§ TASK PROMPT: Every entry is to be returned as it stands, apart from the pictures.

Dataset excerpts
● ● ● ● ● ● ●

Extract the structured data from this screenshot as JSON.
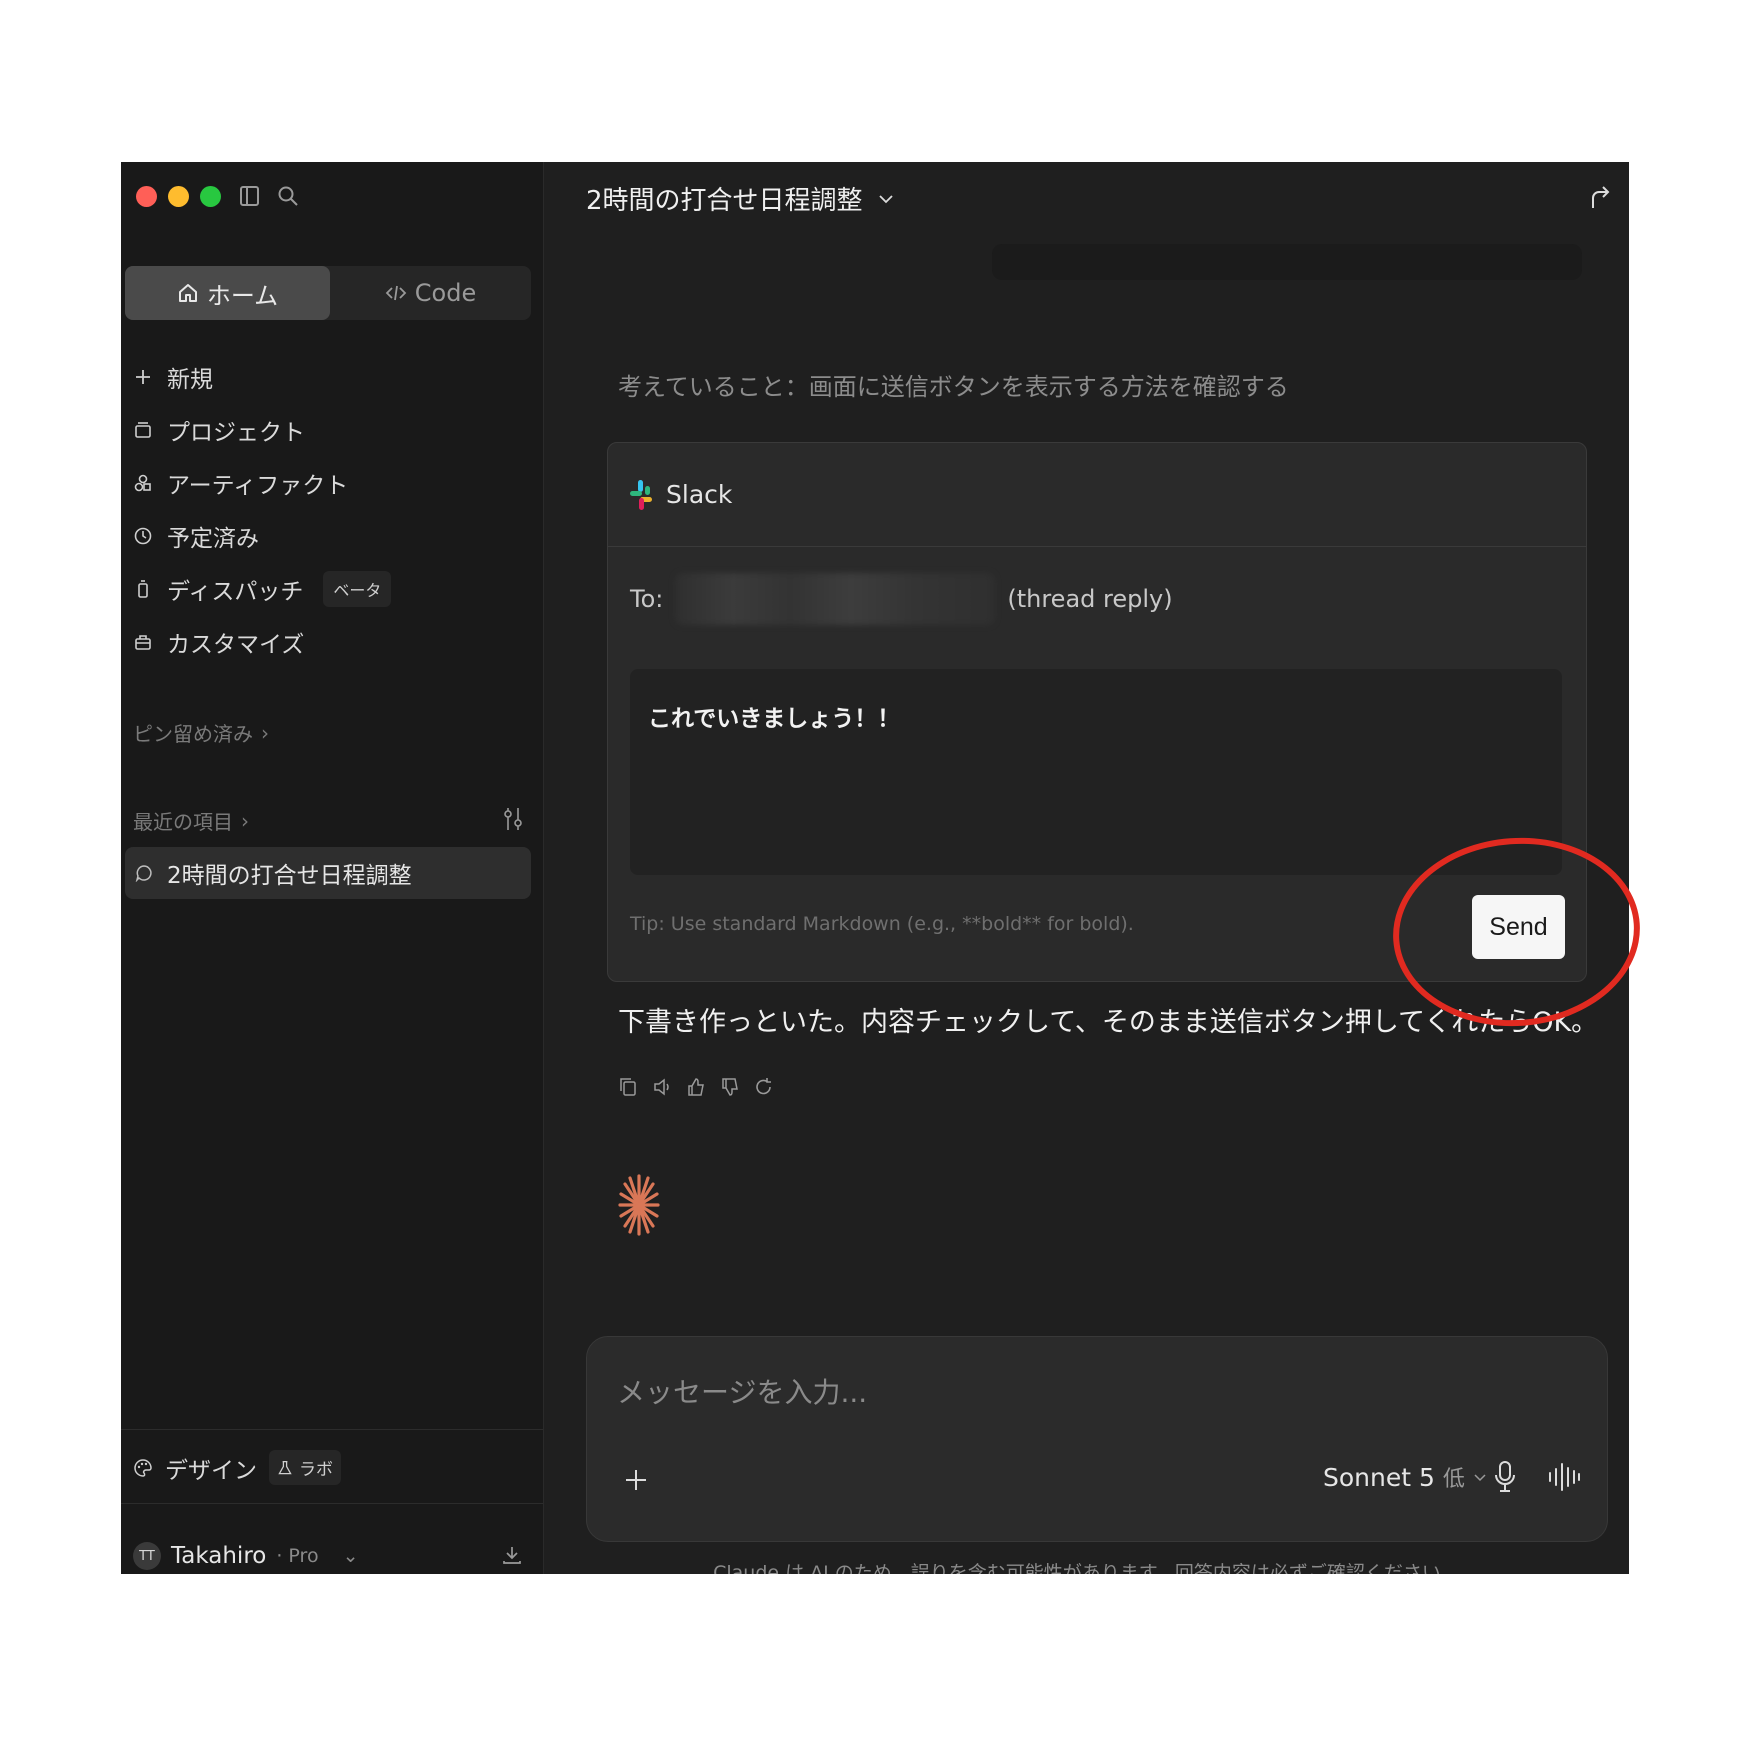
{
  "window": {
    "title": "2時間の打合せ日程調整",
    "traffic_colors": [
      "#ff5f57",
      "#febc2e",
      "#28c840"
    ]
  },
  "sidebar": {
    "tabs": [
      {
        "label": "ホーム",
        "icon": "home-icon",
        "active": true
      },
      {
        "label": "Code",
        "icon": "code-icon",
        "active": false
      }
    ],
    "nav": [
      {
        "label": "新規",
        "icon": "plus-icon"
      },
      {
        "label": "プロジェクト",
        "icon": "folder-icon"
      },
      {
        "label": "アーティファクト",
        "icon": "artifacts-icon"
      },
      {
        "label": "予定済み",
        "icon": "clock-icon"
      },
      {
        "label": "ディスパッチ",
        "icon": "dispatch-icon",
        "badge": "ベータ"
      },
      {
        "label": "カスタマイズ",
        "icon": "briefcase-icon"
      }
    ],
    "pinned_label": "ピン留め済み",
    "recent_label": "最近の項目",
    "recent_items": [
      "2時間の打合せ日程調整"
    ],
    "design_label": "デザイン",
    "lab_badge": "ラボ",
    "user": {
      "initials": "TT",
      "name": "Takahiro",
      "plan": "· Pro"
    }
  },
  "main": {
    "thinking": "考えていること：画面に送信ボタンを表示する方法を確認する",
    "slack": {
      "app_name": "Slack",
      "to_label": "To:",
      "thread_reply": "(thread reply)",
      "message": "これでいきましょう！！",
      "tip": "Tip: Use standard Markdown (e.g., **bold** for bold).",
      "send_label": "Send"
    },
    "reply": "下書き作っといた。内容チェックして、そのまま送信ボタン押してくれたらOK。",
    "composer": {
      "placeholder": "メッセージを入力...",
      "model": "Sonnet 5",
      "effort": "低"
    },
    "disclaimer": "Claude は AI のため、誤りを含む可能性があります。回答内容は必ずご確認ください。"
  },
  "colors": {
    "accent_red": "#e12a20",
    "spark": "#d97757"
  }
}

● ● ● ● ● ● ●

§ SOLUTION FOR THIS PROBLEM:
Extract the structured data from this screenshot as JSON.
{
  "window": {
    "title": "2時間の打合せ日程調整",
    "traffic_colors": [
      "#ff5f57",
      "#febc2e",
      "#28c840"
    ]
  },
  "sidebar": {
    "tabs": [
      {
        "label": "ホーム",
        "icon": "home-icon",
        "active": true
      },
      {
        "label": "Code",
        "icon": "code-icon",
        "active": false
      }
    ],
    "nav": [
      {
        "label": "新規",
        "icon": "plus-icon"
      },
      {
        "label": "プロジェクト",
        "icon": "folder-icon"
      },
      {
        "label": "アーティファクト",
        "icon": "artifacts-icon"
      },
      {
        "label": "予定済み",
        "icon": "clock-icon"
      },
      {
        "label": "ディスパッチ",
        "icon": "dispatch-icon",
        "badge": "ベータ"
      },
      {
        "label": "カスタマイズ",
        "icon": "briefcase-icon"
      }
    ],
    "pinned_label": "ピン留め済み",
    "recent_label": "最近の項目",
    "recent_items": [
      "2時間の打合せ日程調整"
    ],
    "design_label": "デザイン",
    "lab_badge": "ラボ",
    "user": {
      "initials": "TT",
      "name": "Takahiro",
      "plan": "· Pro"
    }
  },
  "main": {
    "thinking": "考えていること：画面に送信ボタンを表示する方法を確認する",
    "slack": {
      "app_name": "Slack",
      "to_label": "To:",
      "thread_reply": "(thread reply)",
      "message": "これでいきましょう！！",
      "tip": "Tip: Use standard Markdown (e.g., **bold** for bold).",
      "send_label": "Send"
    },
    "reply": "下書き作っといた。内容チェックして、そのまま送信ボタン押してくれたらOK。",
    "composer": {
      "placeholder": "メッセージを入力...",
      "model": "Sonnet 5",
      "effort": "低"
    },
    "disclaimer": "Claude は AI のため、誤りを含む可能性があります。回答内容は必ずご確認ください。"
  },
  "colors": {
    "accent_red": "#e12a20",
    "spark": "#d97757"
  }
}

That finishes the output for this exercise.